From the outset of the film you're smacked across the face with the cliches. Bridges character Bad Blake is a washed up country singer who, you guessed it, has a drinking problem, doesn't take care of himself and is ornery and grouchy but, beneath it all, beats a heart of gold. Seriously, that's established in the first ten minutes of the film and yet somehow I'm supposed to be invested in a cliche character that could be from a dozen "country" movies. Blake has a crappy manager, a rough life on the road and the entire time he has to watch his protege Tommy Sweet sell millions of records and achieve riches and fame.
With those cliches set then we get the lonely single woman (Maggie Gyllenhaal) and her cute kid that come into Bad Blake's life and become the family he never had. Oh wait, did I mention Blake has a grown son he's never seen? Anyway as soon as Blake gets deeply involved with Gyllenhaal you know that it's going to end up with him doing something stupid involving her kid while he's drunk. That fact is so certain I spent most of my time waiting for it so when it came there was zero emotional reaction. I knew Gyyllenhall's character would leave Blake over this which would drive him to clean up his act.

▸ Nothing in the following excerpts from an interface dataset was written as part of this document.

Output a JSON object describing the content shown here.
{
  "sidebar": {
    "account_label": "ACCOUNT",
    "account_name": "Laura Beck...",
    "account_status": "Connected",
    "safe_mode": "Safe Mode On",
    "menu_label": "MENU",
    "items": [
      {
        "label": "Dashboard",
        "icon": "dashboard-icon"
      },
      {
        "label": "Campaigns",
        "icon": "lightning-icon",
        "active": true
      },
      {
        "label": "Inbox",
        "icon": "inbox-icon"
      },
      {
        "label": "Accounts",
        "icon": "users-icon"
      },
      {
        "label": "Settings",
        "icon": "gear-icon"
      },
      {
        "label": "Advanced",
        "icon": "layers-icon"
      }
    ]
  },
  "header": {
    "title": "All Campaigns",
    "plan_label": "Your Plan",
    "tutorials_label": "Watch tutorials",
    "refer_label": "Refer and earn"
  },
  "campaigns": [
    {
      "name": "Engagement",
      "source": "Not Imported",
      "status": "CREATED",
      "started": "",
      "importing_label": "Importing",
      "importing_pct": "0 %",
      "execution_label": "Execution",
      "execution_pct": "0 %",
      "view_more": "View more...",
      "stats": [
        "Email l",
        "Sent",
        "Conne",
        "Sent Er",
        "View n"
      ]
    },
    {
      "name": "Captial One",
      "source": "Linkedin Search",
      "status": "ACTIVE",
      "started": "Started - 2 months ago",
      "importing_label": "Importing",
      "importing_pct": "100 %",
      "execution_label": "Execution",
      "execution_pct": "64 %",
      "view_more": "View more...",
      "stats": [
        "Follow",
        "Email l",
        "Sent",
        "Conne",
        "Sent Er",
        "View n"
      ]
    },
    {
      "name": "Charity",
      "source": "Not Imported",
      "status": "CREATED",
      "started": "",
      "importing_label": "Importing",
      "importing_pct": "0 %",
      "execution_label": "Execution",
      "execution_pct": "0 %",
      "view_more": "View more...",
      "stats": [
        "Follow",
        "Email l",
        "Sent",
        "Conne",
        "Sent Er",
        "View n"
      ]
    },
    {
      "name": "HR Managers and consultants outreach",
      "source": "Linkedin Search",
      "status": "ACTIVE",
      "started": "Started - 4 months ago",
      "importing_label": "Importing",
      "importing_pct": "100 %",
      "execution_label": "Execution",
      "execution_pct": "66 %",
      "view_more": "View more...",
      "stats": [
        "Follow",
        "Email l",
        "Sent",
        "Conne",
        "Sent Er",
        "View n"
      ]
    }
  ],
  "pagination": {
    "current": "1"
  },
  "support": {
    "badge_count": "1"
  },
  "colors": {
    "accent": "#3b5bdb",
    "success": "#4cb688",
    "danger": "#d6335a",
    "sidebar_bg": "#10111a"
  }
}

Enter Robert Duvall who I guess they brought in because they ripped off Tender Mercies so badly they felt compelled or guilty. Duvall is the straight talking ex-alcoholic that doesn't let Blake get away with anything and helps him get on the straight and narrow. So now we have the tough friend who won't let his buddy die, cliche number 15..check. Once Blake gets clean there's a laundry list of little scenes that you knew were coming straight up to the sappy ending. I never read the original novel by Thomas Cobb but if its like the film it's no wonder I haven't.
The pacing problems with Crazy Heart are basically that it has none. The movie doesn't flow as a story, instead it comes across as series of clunky scenes that don't really work together. Nothing is allowed to pick up steam or even work itself out. Through out the movie Blake is constantly pissed at his protege Tommy Sweet (Colin Ferrell in one of the stupidest casting choices EVER) but they never really say why. There's also no resolution to the relationship either, it just falls away until the end. Whenever Gyllenhaal's character seemed about to rise above just being a plot device the movie moved away from her and put Blake back on the road.
Crazy Heart also suffers from feeling very Hollywood Country. It never ever feels authentic but more like a group of "actors" getting together to use their "craft" to tell a "real and human story". It feels pretentious, as if you could sense the scum Hollywood execs on set with brand new Johnny Cash t-shirts and new cowboy hats. Many gave Jeff Bridges credit for raising the film above it's obvious flaws but I don't see it. To me Bridges basically was The Big Lebowski as a country singer.
Crazy Heart had some nice ambitions and I could tell it was trying to relay a convincing story it just never did. The movie never gets started because it can't rise above feeling like a series of scenes instead of a comprehensive film. The lack of originality also weighs the movie down as does the often disingenuous performances by the cast. If the plot of Crazy Heart sounds good do yourself a favor and watch Tender Mercies, you'll be much happier.